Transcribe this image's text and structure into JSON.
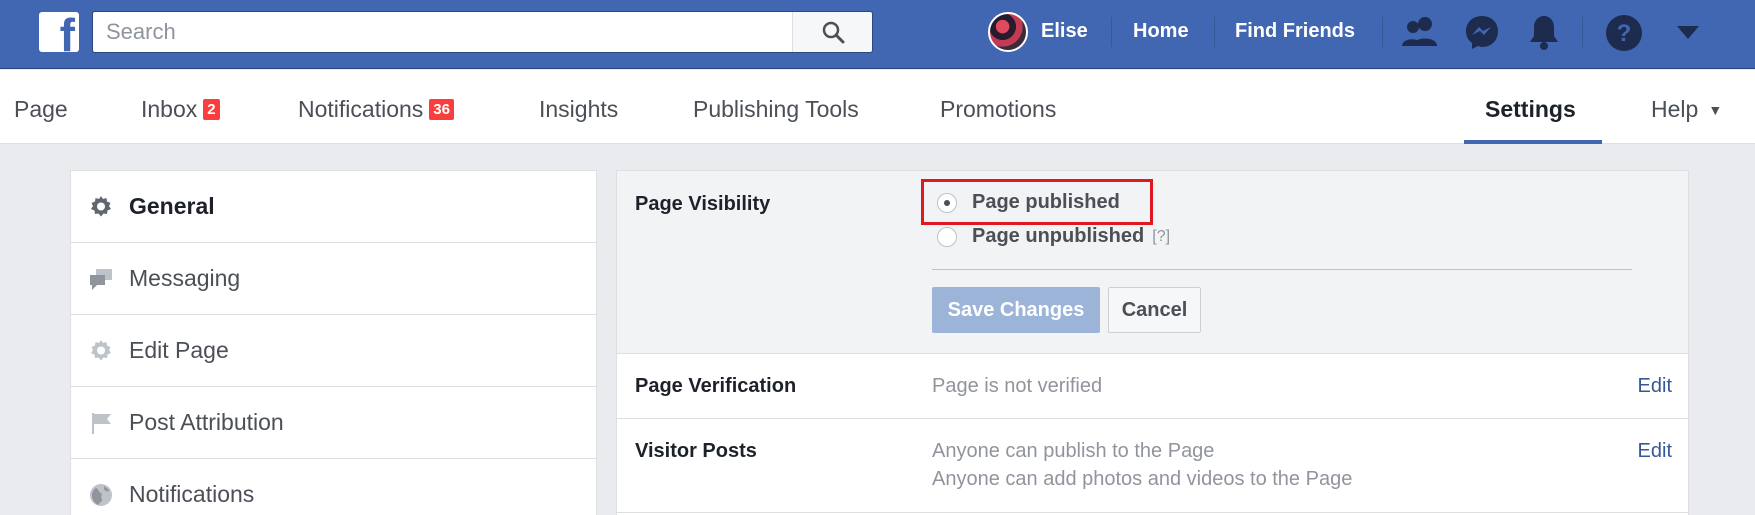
{
  "topbar": {
    "search_placeholder": "Search",
    "user_name": "Elise",
    "home_label": "Home",
    "find_friends_label": "Find Friends"
  },
  "page_nav": {
    "page": "Page",
    "inbox": "Inbox",
    "inbox_count": "2",
    "notifications": "Notifications",
    "notifications_count": "36",
    "insights": "Insights",
    "publishing_tools": "Publishing Tools",
    "promotions": "Promotions",
    "settings": "Settings",
    "help": "Help"
  },
  "sidebar": {
    "items": [
      {
        "label": "General",
        "icon": "gear-icon"
      },
      {
        "label": "Messaging",
        "icon": "chat-bubbles-icon"
      },
      {
        "label": "Edit Page",
        "icon": "gear-icon"
      },
      {
        "label": "Post Attribution",
        "icon": "flag-icon"
      },
      {
        "label": "Notifications",
        "icon": "globe-icon"
      }
    ]
  },
  "visibility": {
    "title": "Page Visibility",
    "option_published": "Page published",
    "option_unpublished": "Page unpublished",
    "help_marker": "[?]",
    "save_label": "Save Changes",
    "cancel_label": "Cancel"
  },
  "rows": [
    {
      "title": "Page Verification",
      "value_lines": [
        "Page is not verified"
      ],
      "edit": "Edit"
    },
    {
      "title": "Visitor Posts",
      "value_lines": [
        "Anyone can publish to the Page",
        "Anyone can add photos and videos to the Page"
      ],
      "edit": "Edit"
    }
  ],
  "colors": {
    "brand": "#4267b2",
    "badge": "#fa3e3e",
    "highlight": "#e0191f",
    "link": "#365899"
  }
}
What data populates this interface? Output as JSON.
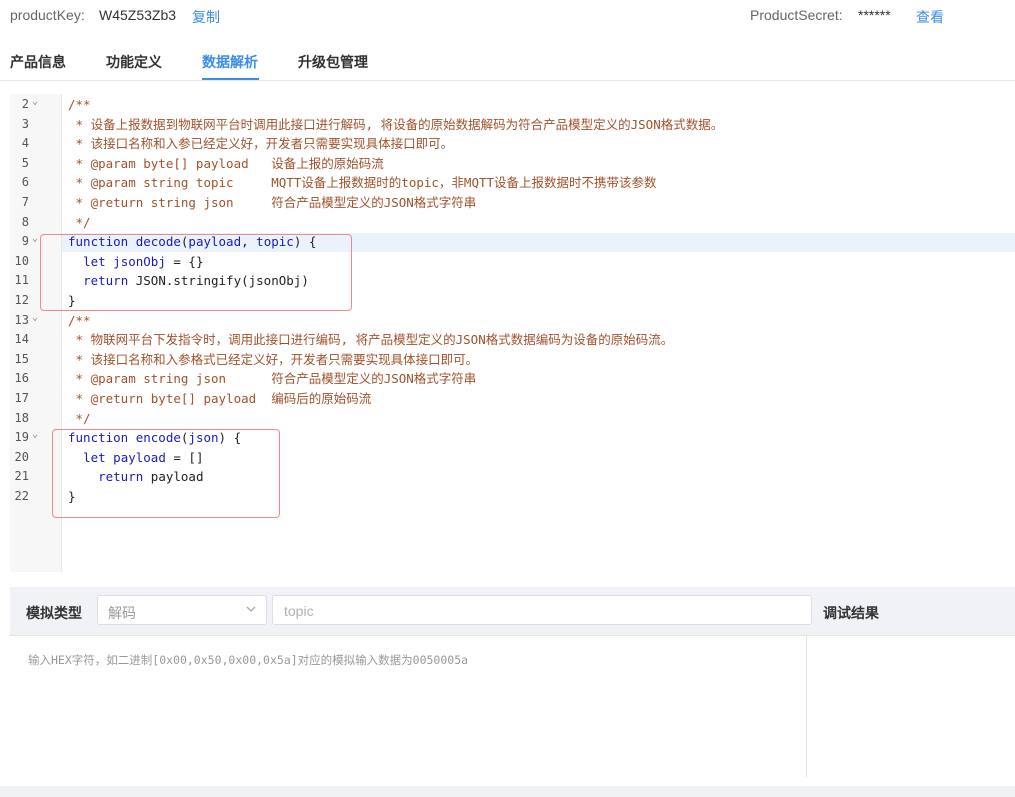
{
  "header": {
    "product_key_label": "productKey:",
    "product_key_value": "W45Z53Zb3",
    "copy_label": "复制",
    "product_secret_label": "ProductSecret:",
    "product_secret_value": "******",
    "view_label": "查看"
  },
  "tabs": [
    {
      "label": "产品信息",
      "active": false
    },
    {
      "label": "功能定义",
      "active": false
    },
    {
      "label": "数据解析",
      "active": true
    },
    {
      "label": "升级包管理",
      "active": false
    }
  ],
  "colors": {
    "accent": "#3a8ee6",
    "highlight_box": "#f08a8a"
  },
  "editor": {
    "lines": [
      {
        "n": "2",
        "fold": true,
        "tokens": [
          [
            "cm",
            "/**"
          ]
        ]
      },
      {
        "n": "3",
        "tokens": [
          [
            "cm",
            " * 设备上报数据到物联网平台时调用此接口进行解码, 将设备的原始数据解码为符合产品模型定义的JSON格式数据。"
          ]
        ]
      },
      {
        "n": "4",
        "tokens": [
          [
            "cm",
            " * 该接口名称和入参已经定义好，开发者只需要实现具体接口即可。"
          ]
        ]
      },
      {
        "n": "5",
        "tokens": [
          [
            "cm",
            " * @param byte[] payload   设备上报的原始码流"
          ]
        ]
      },
      {
        "n": "6",
        "tokens": [
          [
            "cm",
            " * @param string topic     MQTT设备上报数据时的topic，非MQTT设备上报数据时不携带该参数"
          ]
        ]
      },
      {
        "n": "7",
        "tokens": [
          [
            "cm",
            " * @return string json     符合产品模型定义的JSON格式字符串"
          ]
        ]
      },
      {
        "n": "8",
        "tokens": [
          [
            "cm",
            " */"
          ]
        ]
      },
      {
        "n": "9",
        "fold": true,
        "tokens": [
          [
            "kw",
            "function "
          ],
          [
            "fn",
            "decode"
          ],
          [
            "tx",
            "("
          ],
          [
            "kw",
            "payload"
          ],
          [
            "tx",
            ", "
          ],
          [
            "kw",
            "topic"
          ],
          [
            "tx",
            ") {"
          ]
        ]
      },
      {
        "n": "10",
        "tokens": [
          [
            "tx",
            "  "
          ],
          [
            "kw",
            "let "
          ],
          [
            "kw",
            "jsonObj"
          ],
          [
            "tx",
            " = {}"
          ]
        ]
      },
      {
        "n": "11",
        "tokens": [
          [
            "tx",
            "  "
          ],
          [
            "kw",
            "return "
          ],
          [
            "tx",
            "JSON.stringify(jsonObj)"
          ]
        ]
      },
      {
        "n": "12",
        "tokens": [
          [
            "tx",
            "}"
          ]
        ]
      },
      {
        "n": "13",
        "fold": true,
        "tokens": [
          [
            "cm",
            "/**"
          ]
        ]
      },
      {
        "n": "14",
        "tokens": [
          [
            "cm",
            " * 物联网平台下发指令时，调用此接口进行编码, 将产品模型定义的JSON格式数据编码为设备的原始码流。"
          ]
        ]
      },
      {
        "n": "15",
        "tokens": [
          [
            "cm",
            " * 该接口名称和入参格式已经定义好，开发者只需要实现具体接口即可。"
          ]
        ]
      },
      {
        "n": "16",
        "tokens": [
          [
            "cm",
            " * @param string json      符合产品模型定义的JSON格式字符串"
          ]
        ]
      },
      {
        "n": "17",
        "tokens": [
          [
            "cm",
            " * @return byte[] payload  编码后的原始码流"
          ]
        ]
      },
      {
        "n": "18",
        "tokens": [
          [
            "cm",
            " */"
          ]
        ]
      },
      {
        "n": "19",
        "fold": true,
        "tokens": [
          [
            "kw",
            "function "
          ],
          [
            "fn",
            "encode"
          ],
          [
            "tx",
            "("
          ],
          [
            "kw",
            "json"
          ],
          [
            "tx",
            ") {"
          ]
        ]
      },
      {
        "n": "20",
        "tokens": [
          [
            "tx",
            "  "
          ],
          [
            "kw",
            "let "
          ],
          [
            "kw",
            "payload"
          ],
          [
            "tx",
            " = []"
          ]
        ]
      },
      {
        "n": "21",
        "tokens": [
          [
            "tx",
            "    "
          ],
          [
            "kw",
            "return "
          ],
          [
            "tx",
            "payload"
          ]
        ]
      },
      {
        "n": "22",
        "tokens": [
          [
            "tx",
            "}"
          ]
        ]
      }
    ]
  },
  "simulate": {
    "type_label": "模拟类型",
    "type_value": "解码",
    "topic_placeholder": "topic",
    "result_label": "调试结果",
    "input_placeholder": "输入HEX字符，如二进制[0x00,0x50,0x00,0x5a]对应的模拟输入数据为0050005a"
  }
}
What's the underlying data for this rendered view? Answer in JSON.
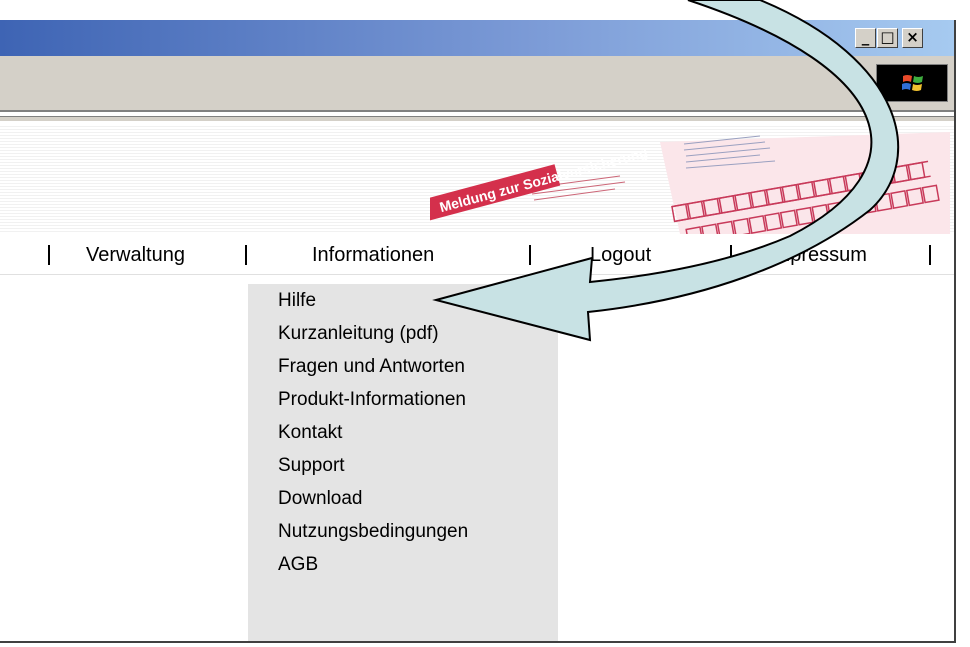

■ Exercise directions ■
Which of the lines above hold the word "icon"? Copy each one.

■ Solution to this exercise ■
        "icon": "gear-icon"
        "icon": "chat-bubbles-icon"
        "icon": "gear-icon"
        "icon": "flag-icon"
        "icon": "globe-icon"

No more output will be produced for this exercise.